Although the original structures are gone, Okalee is still an important and useful space full of Seminole history and culture. The Seminole Tribe of Florida rebuilt the building and grounds. Today, it is still a museum space used for museum events, exhibits, and gatherings. Much like when it reopened in 1998, the hope is to introduce people to Seminole history and culture, and to encourage them to travel to the Ah-Tah-Thi-Ki Museum on the Big Cypress Reservation. Okalee Village features special exhibits from the Ah-Tah-Thi-Ki Museum, a Culture Camp, and Seminole Village. Recently, Okalee Village was used for part of the Seminole Artist Experience Art Sale and Earth Day events.
The author accessed these sources digitally. Page reference numbers may not align with paper and hardback copies.
West, Patsy. The Enduring Seminoles: From Alligator Wresting To Casino Gaming, Revised and Expanded Edition. 2008. University Press of Florida. Digital.

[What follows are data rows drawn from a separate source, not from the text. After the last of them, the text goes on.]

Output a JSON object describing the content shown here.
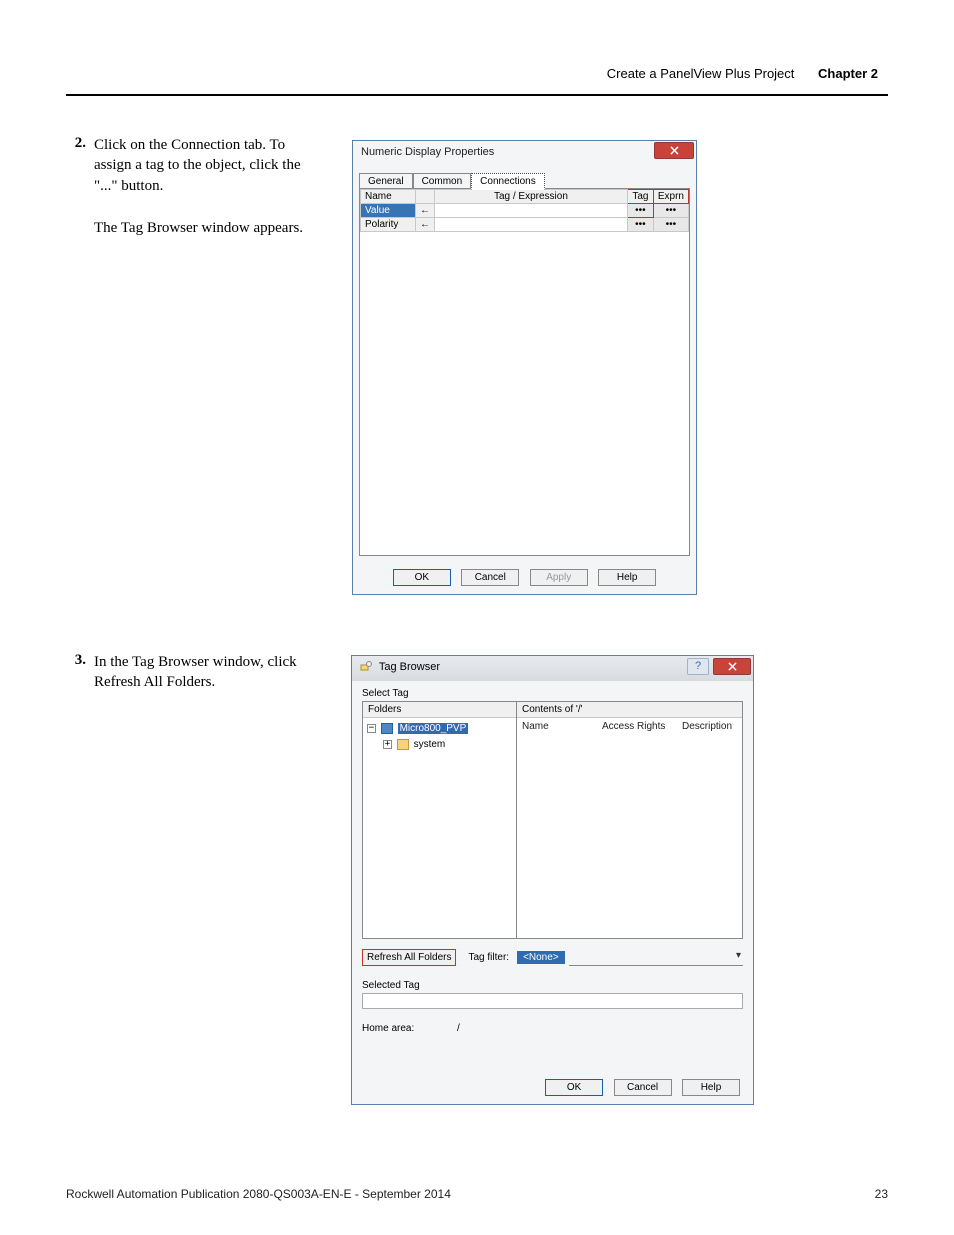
{
  "header": {
    "title": "Create a PanelView Plus Project",
    "chapter": "Chapter 2"
  },
  "steps": {
    "s2_num": "2.",
    "s2_text": "Click on the Connection tab. To assign a tag to the object, click the \"...\" button.",
    "s2_sub": "The Tag Browser window appears.",
    "s3_num": "3.",
    "s3_text": "In the Tag Browser window, click Refresh All Folders."
  },
  "dlg1": {
    "title": "Numeric Display Properties",
    "tabs": {
      "general": "General",
      "common": "Common",
      "connections": "Connections"
    },
    "cols": {
      "name": "Name",
      "tagexpr": "Tag / Expression",
      "tag": "Tag",
      "exprn": "Exprn"
    },
    "rows": {
      "value": "Value",
      "polarity": "Polarity",
      "arrow": "←",
      "ellipsis": "•••"
    },
    "buttons": {
      "ok": "OK",
      "cancel": "Cancel",
      "apply": "Apply",
      "help": "Help"
    }
  },
  "dlg2": {
    "title": "Tag Browser",
    "select_tag": "Select Tag",
    "folders": "Folders",
    "contents": "Contents of '/'",
    "cols": {
      "name": "Name",
      "access": "Access Rights",
      "desc": "Description"
    },
    "tree": {
      "root": "Micro800_PVP",
      "child": "system"
    },
    "refresh": "Refresh All Folders",
    "tag_filter_label": "Tag filter:",
    "tag_filter_value": "<None>",
    "selected_tag": "Selected Tag",
    "home_area_label": "Home area:",
    "home_area_value": "/",
    "buttons": {
      "ok": "OK",
      "cancel": "Cancel",
      "help": "Help"
    },
    "help_icon": "?"
  },
  "footer": {
    "pub": "Rockwell Automation Publication 2080-QS003A-EN-E - September 2014",
    "page": "23"
  }
}
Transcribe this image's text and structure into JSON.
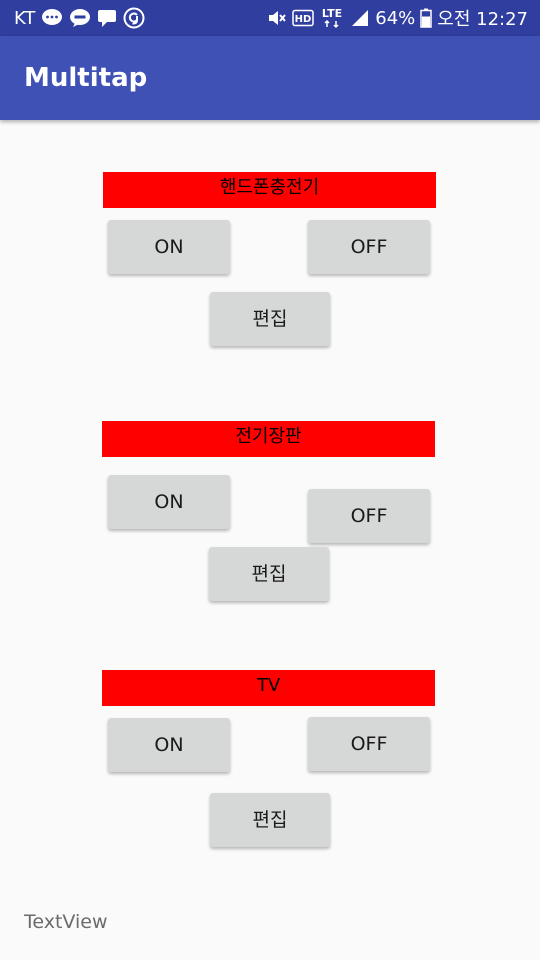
{
  "status_bar": {
    "carrier": "KT",
    "left_icons": [
      "chat-bubble-icon",
      "kakaotalk-icon",
      "message-icon",
      "g-icon"
    ],
    "right_icons": [
      "mute-icon",
      "hd-icon",
      "lte-icon",
      "signal-icon",
      "battery-icon"
    ],
    "hd_label": "HD",
    "lte_label": "LTE",
    "battery": "64%",
    "time": "오전 12:27"
  },
  "app_bar": {
    "title": "Multitap",
    "color": "#3f51b5"
  },
  "devices": [
    {
      "label": "핸드폰충전기",
      "on_label": "ON",
      "off_label": "OFF",
      "edit_label": "편집"
    },
    {
      "label": "전기장판",
      "on_label": "ON",
      "off_label": "OFF",
      "edit_label": "편집"
    },
    {
      "label": "TV",
      "on_label": "ON",
      "off_label": "OFF",
      "edit_label": "편집"
    }
  ],
  "label_color": "#ff0000",
  "textview": "TextView"
}
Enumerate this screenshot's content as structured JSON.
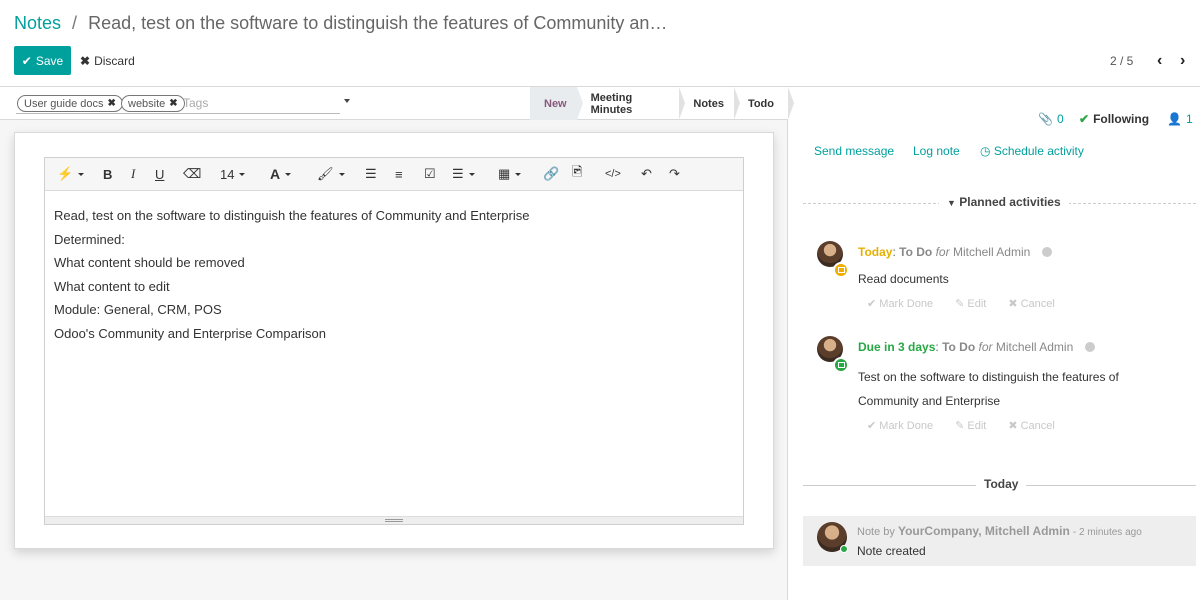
{
  "breadcrumb": {
    "parent": "Notes",
    "separator": "/",
    "current": "Read, test on the software to distinguish the features of Community an…"
  },
  "actions": {
    "save": "Save",
    "discard": "Discard"
  },
  "pager": {
    "value": "2 / 5"
  },
  "tags": {
    "items": [
      "User guide docs",
      "website"
    ],
    "placeholder": "Tags"
  },
  "stages": [
    {
      "label": "New",
      "active": true
    },
    {
      "label": "Meeting Minutes",
      "active": false
    },
    {
      "label": "Notes",
      "active": false
    },
    {
      "label": "Todo",
      "active": false
    }
  ],
  "toolbar": {
    "font_size": "14",
    "bold": "B",
    "italic": "I",
    "underline": "U",
    "font_color": "A"
  },
  "note_content": [
    "Read, test on the software to distinguish the features of Community and Enterprise",
    "Determined:",
    "What content should be removed",
    "What content to edit",
    "Module: General, CRM, POS",
    "Odoo's Community and Enterprise Comparison"
  ],
  "chatter": {
    "attachments_count": "0",
    "following_label": "Following",
    "followers_count": "1",
    "send_message": "Send message",
    "log_note": "Log note",
    "schedule_activity": "Schedule activity",
    "planned_activities_title": "Planned activities",
    "activities": [
      {
        "when": "Today",
        "separator": ":",
        "type": "To Do",
        "for_label": "for",
        "user": "Mitchell Admin",
        "summary": "Read documents",
        "mark_done": "Mark Done",
        "edit": "Edit",
        "cancel": "Cancel",
        "status_color": "#f0ad00"
      },
      {
        "when": "Due in 3 days",
        "separator": ":",
        "type": "To Do",
        "for_label": "for",
        "user": "Mitchell Admin",
        "summary_line1": "Test on the software to distinguish the features of",
        "summary_line2": "Community and Enterprise",
        "mark_done": "Mark Done",
        "edit": "Edit",
        "cancel": "Cancel",
        "status_color": "#28a745"
      }
    ],
    "day_separator": "Today",
    "message": {
      "prefix": "Note by",
      "author": "YourCompany, Mitchell Admin",
      "time": "- 2 minutes ago",
      "body": "Note created"
    }
  },
  "colors": {
    "accent": "#00a09d",
    "active_stage_text": "#875a7b"
  }
}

Originally from Washington state, Deanna Butler received her BA in Archaeological Sciences from the University of Washington in 2014. Deanna moved to South Florida in 2016. Soon, she began working for the Seminole Tribe of Florida’s Tribal Historic Preservation Office. Deanna was the THPO’s Archaeological Collections Assistant from 2017-2021. While at the THPO, Deanna worked to preserve, support, and process the Tribe’s archaeological collection. She often wrote the popular Artifact of the Month series, and worked on many community and educational outreach programs. She lives in Fort Myers, FL with her husband, son, and dog.